== THE TASK ==
Scan the entries that follow and copy out every line containing "title".

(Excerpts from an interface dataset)
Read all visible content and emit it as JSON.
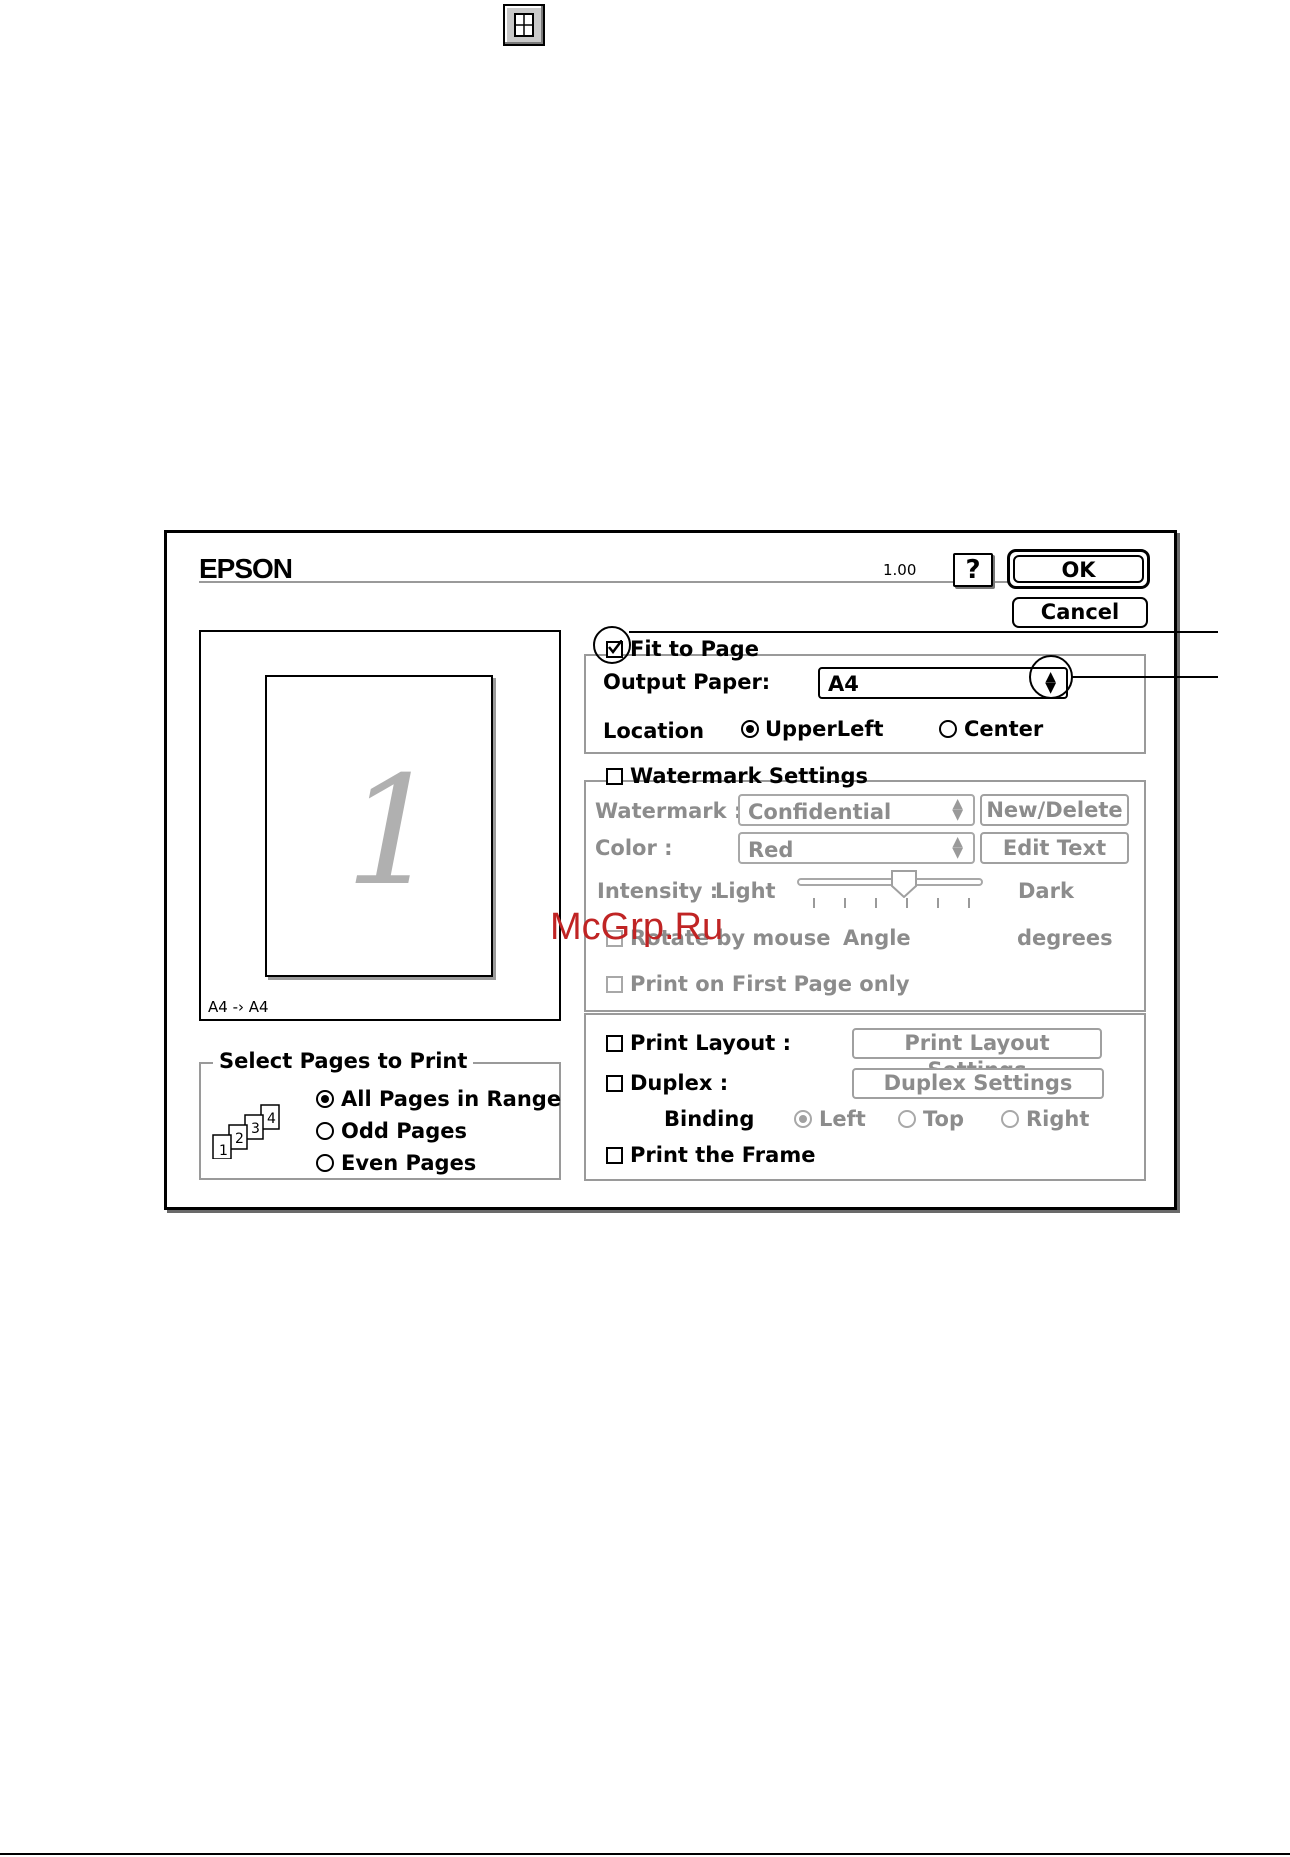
{
  "dialog": {
    "brand": "EPSON",
    "version": "1.00",
    "help_label": "?",
    "ok_label": "OK",
    "cancel_label": "Cancel"
  },
  "preview": {
    "page_number": "1",
    "size_caption": "A4 -› A4"
  },
  "fit_to_page": {
    "label": "Fit to Page",
    "checked": true,
    "output_paper_label": "Output Paper:",
    "output_paper_value": "A4",
    "location_label": "Location",
    "location_options": [
      "UpperLeft",
      "Center"
    ],
    "location_selected": "UpperLeft"
  },
  "watermark": {
    "label": "Watermark Settings",
    "watermark_label": "Watermark :",
    "watermark_value": "Confidential",
    "new_delete_label": "New/Delete",
    "color_label": "Color :",
    "color_value": "Red",
    "edit_text_label": "Edit Text",
    "intensity_label": "Intensity :",
    "light_label": "Light",
    "dark_label": "Dark",
    "intensity_level": 0.6,
    "rotate_label": "Rotate by mouse",
    "angle_label": "Angle",
    "degrees_label": "degrees",
    "first_page_label": "Print on First Page only"
  },
  "layout": {
    "print_layout_label": "Print Layout :",
    "print_layout_settings_label": "Print Layout Settings",
    "duplex_label": "Duplex :",
    "duplex_settings_label": "Duplex Settings",
    "binding_label": "Binding",
    "binding_options": [
      "Left",
      "Top",
      "Right"
    ],
    "binding_selected": "Left",
    "print_frame_label": "Print the Frame"
  },
  "select_pages": {
    "title": "Select Pages to Print",
    "options": [
      "All Pages in Range",
      "Odd Pages",
      "Even Pages"
    ],
    "selected": "All Pages in Range",
    "icon_pages": [
      "1",
      "2",
      "3",
      "4"
    ]
  },
  "watermark_overlay": "McGrp.Ru"
}
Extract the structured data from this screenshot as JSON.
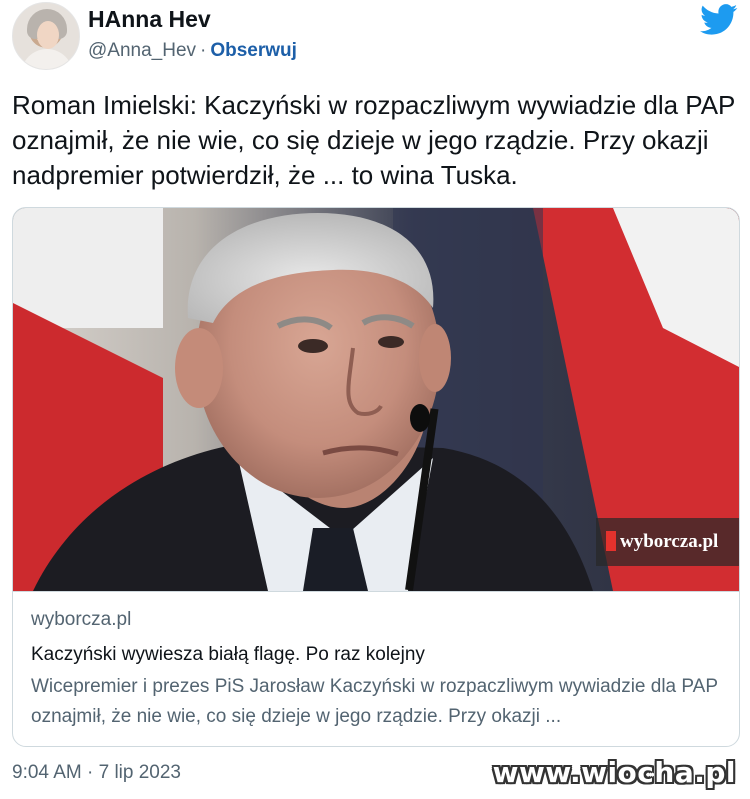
{
  "author": {
    "display_name": "HAnna Hev",
    "handle": "@Anna_Hev",
    "separator": "·",
    "follow_label": "Obserwuj"
  },
  "tweet": {
    "text": "Roman Imielski: Kaczyński w rozpaczliwym wywiadzie dla PAP oznajmił, że nie wie, co się dzieje w jego rządzie. Przy okazji nadpremier potwierdził, że ... to wina Tuska.",
    "timestamp": "9:04 AM · 7 lip 2023"
  },
  "card": {
    "image_watermark": "wyborcza.pl",
    "domain": "wyborcza.pl",
    "title": "Kaczyński wywiesza białą flagę. Po raz kolejny",
    "description": "Wicepremier i prezes PiS Jarosław Kaczyński w rozpaczliwym wywiadzie dla PAP oznajmił, że nie wie, co się dzieje w jego rządzie. Przy okazji ..."
  },
  "site_watermark": "www.wiocha.pl",
  "icons": {
    "brand": "twitter-bird-icon",
    "avatar": "avatar-photo"
  },
  "colors": {
    "twitter_blue": "#1d9bf0",
    "follow_link": "#1d5fa8",
    "secondary_text": "#536471",
    "border": "#cfd9de"
  }
}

== ANSWER SECTION ==
    "title": "Select Pages to Print",
    "title": "Kaczyński wywiesza białą flagę. Po raz kolejny",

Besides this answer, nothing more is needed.